Although the entries contain pictures, only their words should be duplicated exactly.

(Element data from apps and pages)
*** Begin section ***
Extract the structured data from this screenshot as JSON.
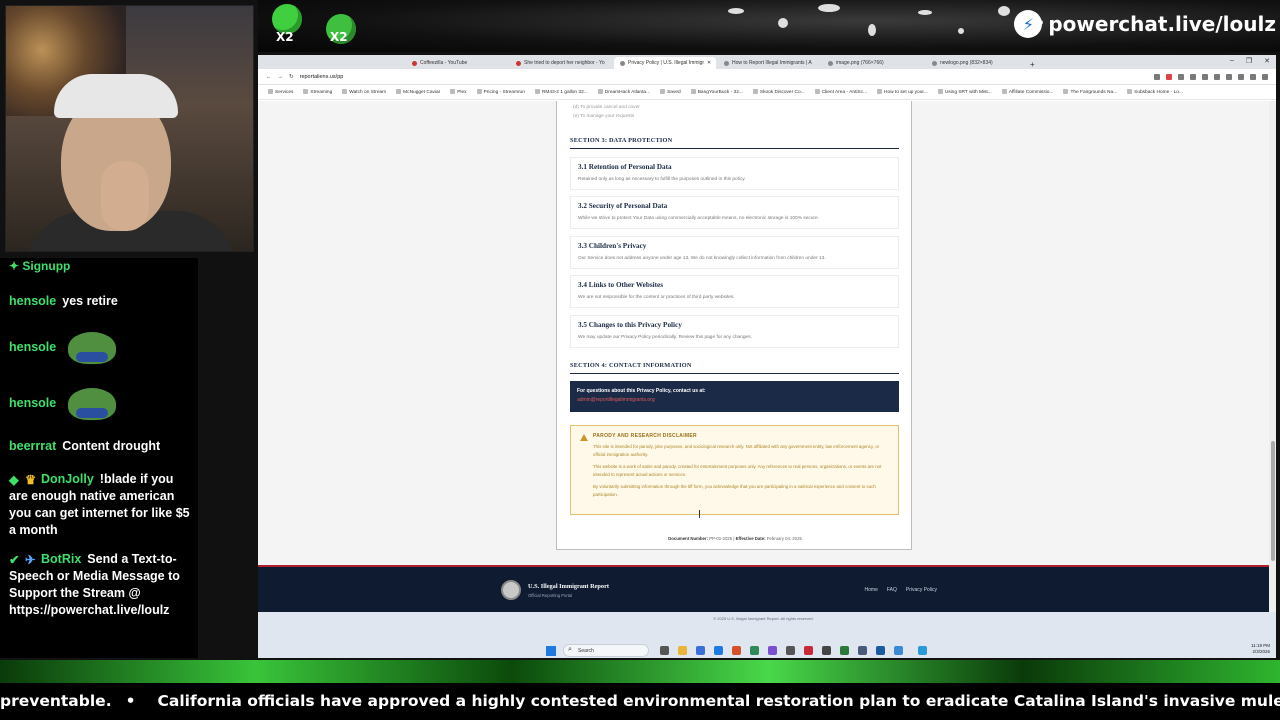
{
  "overlay": {
    "brand": "powerchat.live/loulz",
    "emote_count_1": "X2",
    "emote_count_2": "X2"
  },
  "chat": {
    "first_line": "Signupp",
    "messages": [
      {
        "user": "hensole",
        "text": "yes retire"
      },
      {
        "user": "hensole",
        "text": ""
      },
      {
        "user": "hensole",
        "text": ""
      },
      {
        "user": "beerrrat",
        "text": "Content drought"
      },
      {
        "user": "DonJolly",
        "text": "!blade if you are enough native american you can get internet for like $5 a month"
      },
      {
        "user": "BotRix",
        "text": "Send a Text-to-Speech or Media Message to Support the Stream @ https://powerchat.live/loulz"
      }
    ]
  },
  "browser": {
    "tabs": [
      {
        "label": "Coffeezilla - YouTube"
      },
      {
        "label": "She tried to deport her neighbor - Yo"
      },
      {
        "label": "Privacy Policy | U.S. Illegal Immigr"
      },
      {
        "label": "How to Report Illegal Immigrants | A"
      },
      {
        "label": "image.png (766×766)"
      },
      {
        "label": "newlogo.png (832×834)"
      }
    ],
    "new_tab": "+",
    "url": "reportaliens.us/pp",
    "bookmarks": [
      "Services",
      "Streaming",
      "Watch on Stream",
      "McNugget Caviar",
      "Plex",
      "Pricing - Streamrun",
      "RM43-2 1 gallon 32...",
      "DreamHack Atlanta...",
      "Saved",
      "BangYourBuck - 32...",
      "Skook Discover Co...",
      "Client Area - AntiSc...",
      "How to set up your...",
      "Using SRT with Mist...",
      "Affiliate Commissio...",
      "The Fairgrounds Na...",
      "Subsback Home - Lo..."
    ],
    "window_controls": [
      "–",
      "❐",
      "✕"
    ]
  },
  "document": {
    "prev_items": [
      "(d) To provide cancel and cover",
      "(e) To manage your requests"
    ],
    "section3_title": "SECTION 3: DATA PROTECTION",
    "subsections": [
      {
        "title": "3.1 Retention of Personal Data",
        "body": "Retained only as long as necessary to fulfill the purposes outlined in this policy."
      },
      {
        "title": "3.2 Security of Personal Data",
        "body": "While we strive to protect Your Data using commercially acceptable means, no electronic storage is 100% secure."
      },
      {
        "title": "3.3 Children's Privacy",
        "body": "Our Service does not address anyone under age 13. We do not knowingly collect information from children under 13."
      },
      {
        "title": "3.4 Links to Other Websites",
        "body": "We are not responsible for the content or practices of third party websites."
      },
      {
        "title": "3.5 Changes to this Privacy Policy",
        "body": "We may update our Privacy Policy periodically. Review this page for any changes."
      }
    ],
    "section4_title": "SECTION 4: CONTACT INFORMATION",
    "contact_label": "For questions about this Privacy Policy, contact us at:",
    "contact_email": "admin@reportillegalimmigrants.org",
    "disclaimer": {
      "title": "PARODY AND RESEARCH DISCLAIMER",
      "p1": "This site is intended for parody, joke purposes, and sociological research only. Not affiliated with any government entity, law enforcement agency, or official immigration authority.",
      "p2": "This website is a work of satire and parody, created for entertainment purposes only. Any references to real persons, organizations, or events are not intended to represent actual actions or services.",
      "p3": "By voluntarily submitting information through the tiff form, you acknowledge that you are participating in a satirical experience and consent to such participation."
    },
    "doc_number_label": "Document Number:",
    "doc_number": "PP-01-2025",
    "effective_label": "Effective Date:",
    "effective_date": "February 04, 2025"
  },
  "site_footer": {
    "brand": "U.S. Illegal Immigrant Report",
    "tagline": "Official Reporting Portal",
    "links": [
      "Home",
      "FAQ",
      "Privacy Policy"
    ],
    "copyright": "© 2025 U.S. Illegal Immigrant Report. All rights reserved."
  },
  "taskbar": {
    "search_placeholder": "Search",
    "time": "11:19 PM",
    "date": "2/3/2026"
  },
  "ticker": {
    "text_left": "preventable.",
    "text_main": "California officials have approved a highly contested environmental restoration plan to eradicate Catalina Island's invasive mule deer"
  },
  "colors": {
    "navy": "#1b2a46",
    "footer_navy": "#0f1b30",
    "accent_red": "#b11e2e",
    "warning_gold": "#c9962a",
    "chat_user_green": "#3fe06a"
  }
}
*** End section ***
## THE COMPLETED TASK
Extract the structured data from this screenshot as JSON.
{
  "overlay": {
    "brand": "powerchat.live/loulz",
    "emote_count_1": "X2",
    "emote_count_2": "X2"
  },
  "chat": {
    "first_line": "Signupp",
    "messages": [
      {
        "user": "hensole",
        "text": "yes retire"
      },
      {
        "user": "hensole",
        "text": ""
      },
      {
        "user": "hensole",
        "text": ""
      },
      {
        "user": "beerrrat",
        "text": "Content drought"
      },
      {
        "user": "DonJolly",
        "text": "!blade if you are enough native american you can get internet for like $5 a month"
      },
      {
        "user": "BotRix",
        "text": "Send a Text-to-Speech or Media Message to Support the Stream @ https://powerchat.live/loulz"
      }
    ]
  },
  "browser": {
    "tabs": [
      {
        "label": "Coffeezilla - YouTube"
      },
      {
        "label": "She tried to deport her neighbor - Yo"
      },
      {
        "label": "Privacy Policy | U.S. Illegal Immigr"
      },
      {
        "label": "How to Report Illegal Immigrants | A"
      },
      {
        "label": "image.png (766×766)"
      },
      {
        "label": "newlogo.png (832×834)"
      }
    ],
    "new_tab": "+",
    "url": "reportaliens.us/pp",
    "bookmarks": [
      "Services",
      "Streaming",
      "Watch on Stream",
      "McNugget Caviar",
      "Plex",
      "Pricing - Streamrun",
      "RM43-2 1 gallon 32...",
      "DreamHack Atlanta...",
      "Saved",
      "BangYourBuck - 32...",
      "Skook Discover Co...",
      "Client Area - AntiSc...",
      "How to set up your...",
      "Using SRT with Mist...",
      "Affiliate Commissio...",
      "The Fairgrounds Na...",
      "Subsback Home - Lo..."
    ],
    "window_controls": [
      "–",
      "❐",
      "✕"
    ]
  },
  "document": {
    "prev_items": [
      "(d) To provide cancel and cover",
      "(e) To manage your requests"
    ],
    "section3_title": "SECTION 3: DATA PROTECTION",
    "subsections": [
      {
        "title": "3.1 Retention of Personal Data",
        "body": "Retained only as long as necessary to fulfill the purposes outlined in this policy."
      },
      {
        "title": "3.2 Security of Personal Data",
        "body": "While we strive to protect Your Data using commercially acceptable means, no electronic storage is 100% secure."
      },
      {
        "title": "3.3 Children's Privacy",
        "body": "Our Service does not address anyone under age 13. We do not knowingly collect information from children under 13."
      },
      {
        "title": "3.4 Links to Other Websites",
        "body": "We are not responsible for the content or practices of third party websites."
      },
      {
        "title": "3.5 Changes to this Privacy Policy",
        "body": "We may update our Privacy Policy periodically. Review this page for any changes."
      }
    ],
    "section4_title": "SECTION 4: CONTACT INFORMATION",
    "contact_label": "For questions about this Privacy Policy, contact us at:",
    "contact_email": "admin@reportillegalimmigrants.org",
    "disclaimer": {
      "title": "PARODY AND RESEARCH DISCLAIMER",
      "p1": "This site is intended for parody, joke purposes, and sociological research only. Not affiliated with any government entity, law enforcement agency, or official immigration authority.",
      "p2": "This website is a work of satire and parody, created for entertainment purposes only. Any references to real persons, organizations, or events are not intended to represent actual actions or services.",
      "p3": "By voluntarily submitting information through the tiff form, you acknowledge that you are participating in a satirical experience and consent to such participation."
    },
    "doc_number_label": "Document Number:",
    "doc_number": "PP-01-2025",
    "effective_label": "Effective Date:",
    "effective_date": "February 04, 2025"
  },
  "site_footer": {
    "brand": "U.S. Illegal Immigrant Report",
    "tagline": "Official Reporting Portal",
    "links": [
      "Home",
      "FAQ",
      "Privacy Policy"
    ],
    "copyright": "© 2025 U.S. Illegal Immigrant Report. All rights reserved."
  },
  "taskbar": {
    "search_placeholder": "Search",
    "time": "11:19 PM",
    "date": "2/3/2026"
  },
  "ticker": {
    "text_left": "preventable.",
    "text_main": "California officials have approved a highly contested environmental restoration plan to eradicate Catalina Island's invasive mule deer"
  },
  "colors": {
    "navy": "#1b2a46",
    "footer_navy": "#0f1b30",
    "accent_red": "#b11e2e",
    "warning_gold": "#c9962a",
    "chat_user_green": "#3fe06a"
  }
}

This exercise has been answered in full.